The result should be every line of the listing that contains "Подробнее".

--- --- ---

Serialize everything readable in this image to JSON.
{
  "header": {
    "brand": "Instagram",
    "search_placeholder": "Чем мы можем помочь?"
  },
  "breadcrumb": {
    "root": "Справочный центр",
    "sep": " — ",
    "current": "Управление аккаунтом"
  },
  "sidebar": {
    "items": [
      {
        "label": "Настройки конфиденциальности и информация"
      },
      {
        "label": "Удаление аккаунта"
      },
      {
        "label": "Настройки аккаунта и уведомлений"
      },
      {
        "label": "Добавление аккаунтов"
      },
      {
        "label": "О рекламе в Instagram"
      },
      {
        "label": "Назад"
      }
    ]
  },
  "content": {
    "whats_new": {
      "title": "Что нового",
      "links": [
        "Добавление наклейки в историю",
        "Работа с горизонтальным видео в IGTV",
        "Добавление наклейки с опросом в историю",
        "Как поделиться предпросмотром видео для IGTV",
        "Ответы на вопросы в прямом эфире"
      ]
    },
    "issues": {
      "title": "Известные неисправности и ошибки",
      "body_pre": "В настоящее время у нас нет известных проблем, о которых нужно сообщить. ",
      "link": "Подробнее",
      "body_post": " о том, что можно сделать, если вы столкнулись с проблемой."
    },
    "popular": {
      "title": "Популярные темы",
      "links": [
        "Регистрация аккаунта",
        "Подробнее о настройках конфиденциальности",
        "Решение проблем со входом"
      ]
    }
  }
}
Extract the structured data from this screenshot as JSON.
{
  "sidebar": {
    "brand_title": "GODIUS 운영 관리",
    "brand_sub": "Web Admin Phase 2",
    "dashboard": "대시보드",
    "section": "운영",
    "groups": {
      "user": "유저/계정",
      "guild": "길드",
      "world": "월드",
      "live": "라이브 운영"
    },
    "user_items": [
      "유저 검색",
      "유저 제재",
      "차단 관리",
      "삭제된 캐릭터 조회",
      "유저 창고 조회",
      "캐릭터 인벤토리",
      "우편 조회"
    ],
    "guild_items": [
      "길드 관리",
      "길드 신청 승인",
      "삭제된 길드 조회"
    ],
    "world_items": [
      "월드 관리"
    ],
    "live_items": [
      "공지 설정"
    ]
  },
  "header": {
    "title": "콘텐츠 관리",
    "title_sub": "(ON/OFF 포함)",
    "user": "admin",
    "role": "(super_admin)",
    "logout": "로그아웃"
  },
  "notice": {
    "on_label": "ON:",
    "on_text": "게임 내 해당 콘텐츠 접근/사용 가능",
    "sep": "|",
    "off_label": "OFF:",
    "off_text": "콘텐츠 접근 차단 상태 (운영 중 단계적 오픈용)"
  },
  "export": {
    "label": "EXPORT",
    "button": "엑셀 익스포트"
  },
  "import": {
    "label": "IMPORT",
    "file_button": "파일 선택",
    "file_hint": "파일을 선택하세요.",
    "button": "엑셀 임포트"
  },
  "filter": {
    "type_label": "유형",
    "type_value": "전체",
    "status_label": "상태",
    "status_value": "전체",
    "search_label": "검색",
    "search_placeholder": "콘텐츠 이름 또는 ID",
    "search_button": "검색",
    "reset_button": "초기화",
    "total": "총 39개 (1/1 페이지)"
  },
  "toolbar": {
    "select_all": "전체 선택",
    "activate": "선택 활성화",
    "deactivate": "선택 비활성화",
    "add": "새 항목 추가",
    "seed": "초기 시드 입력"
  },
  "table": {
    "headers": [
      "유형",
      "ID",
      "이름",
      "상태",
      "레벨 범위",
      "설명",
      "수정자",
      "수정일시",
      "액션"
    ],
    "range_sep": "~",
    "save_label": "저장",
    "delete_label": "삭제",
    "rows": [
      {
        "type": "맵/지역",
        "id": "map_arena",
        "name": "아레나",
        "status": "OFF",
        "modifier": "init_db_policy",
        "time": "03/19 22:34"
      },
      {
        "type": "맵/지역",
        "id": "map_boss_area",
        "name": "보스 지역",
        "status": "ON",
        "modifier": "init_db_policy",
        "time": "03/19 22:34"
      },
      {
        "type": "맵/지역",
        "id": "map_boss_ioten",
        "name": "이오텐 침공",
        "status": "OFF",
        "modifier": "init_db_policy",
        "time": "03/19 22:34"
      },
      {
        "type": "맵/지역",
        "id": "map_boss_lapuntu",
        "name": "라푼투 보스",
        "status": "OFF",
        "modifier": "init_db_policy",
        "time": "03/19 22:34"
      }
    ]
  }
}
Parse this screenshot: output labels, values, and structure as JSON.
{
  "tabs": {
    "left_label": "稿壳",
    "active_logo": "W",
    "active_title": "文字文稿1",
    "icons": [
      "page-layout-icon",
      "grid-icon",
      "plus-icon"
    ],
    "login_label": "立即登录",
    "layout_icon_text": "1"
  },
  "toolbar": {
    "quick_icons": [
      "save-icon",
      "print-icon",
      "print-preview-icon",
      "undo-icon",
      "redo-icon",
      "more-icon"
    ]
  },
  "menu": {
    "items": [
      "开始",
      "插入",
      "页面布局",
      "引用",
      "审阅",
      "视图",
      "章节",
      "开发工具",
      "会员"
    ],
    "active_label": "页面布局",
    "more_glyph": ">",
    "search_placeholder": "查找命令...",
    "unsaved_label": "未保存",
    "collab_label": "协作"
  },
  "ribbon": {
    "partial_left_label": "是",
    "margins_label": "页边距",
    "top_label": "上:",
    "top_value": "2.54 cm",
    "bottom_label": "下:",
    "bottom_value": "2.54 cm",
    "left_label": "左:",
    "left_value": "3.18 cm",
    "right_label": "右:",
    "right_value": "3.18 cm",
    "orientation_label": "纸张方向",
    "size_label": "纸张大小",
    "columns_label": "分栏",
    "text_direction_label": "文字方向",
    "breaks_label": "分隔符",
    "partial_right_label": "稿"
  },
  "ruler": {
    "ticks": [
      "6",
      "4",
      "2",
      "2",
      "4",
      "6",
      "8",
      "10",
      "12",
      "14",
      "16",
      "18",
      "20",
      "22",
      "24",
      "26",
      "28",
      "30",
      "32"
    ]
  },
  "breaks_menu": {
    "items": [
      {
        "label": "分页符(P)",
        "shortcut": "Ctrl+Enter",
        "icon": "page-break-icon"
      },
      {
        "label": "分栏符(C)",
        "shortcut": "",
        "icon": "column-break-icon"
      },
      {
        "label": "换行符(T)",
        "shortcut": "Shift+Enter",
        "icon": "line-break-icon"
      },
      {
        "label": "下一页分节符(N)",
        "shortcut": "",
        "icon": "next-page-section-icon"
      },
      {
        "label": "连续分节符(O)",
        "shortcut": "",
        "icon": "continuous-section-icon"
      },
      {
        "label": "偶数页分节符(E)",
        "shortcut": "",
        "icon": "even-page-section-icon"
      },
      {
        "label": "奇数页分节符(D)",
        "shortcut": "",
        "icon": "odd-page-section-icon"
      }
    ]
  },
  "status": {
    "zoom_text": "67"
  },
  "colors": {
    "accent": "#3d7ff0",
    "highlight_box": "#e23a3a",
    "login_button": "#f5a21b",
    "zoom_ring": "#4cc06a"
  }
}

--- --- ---

* _Written response_:
      "link": "Подробнее",
        "Подробнее о настройках конфиденциальности",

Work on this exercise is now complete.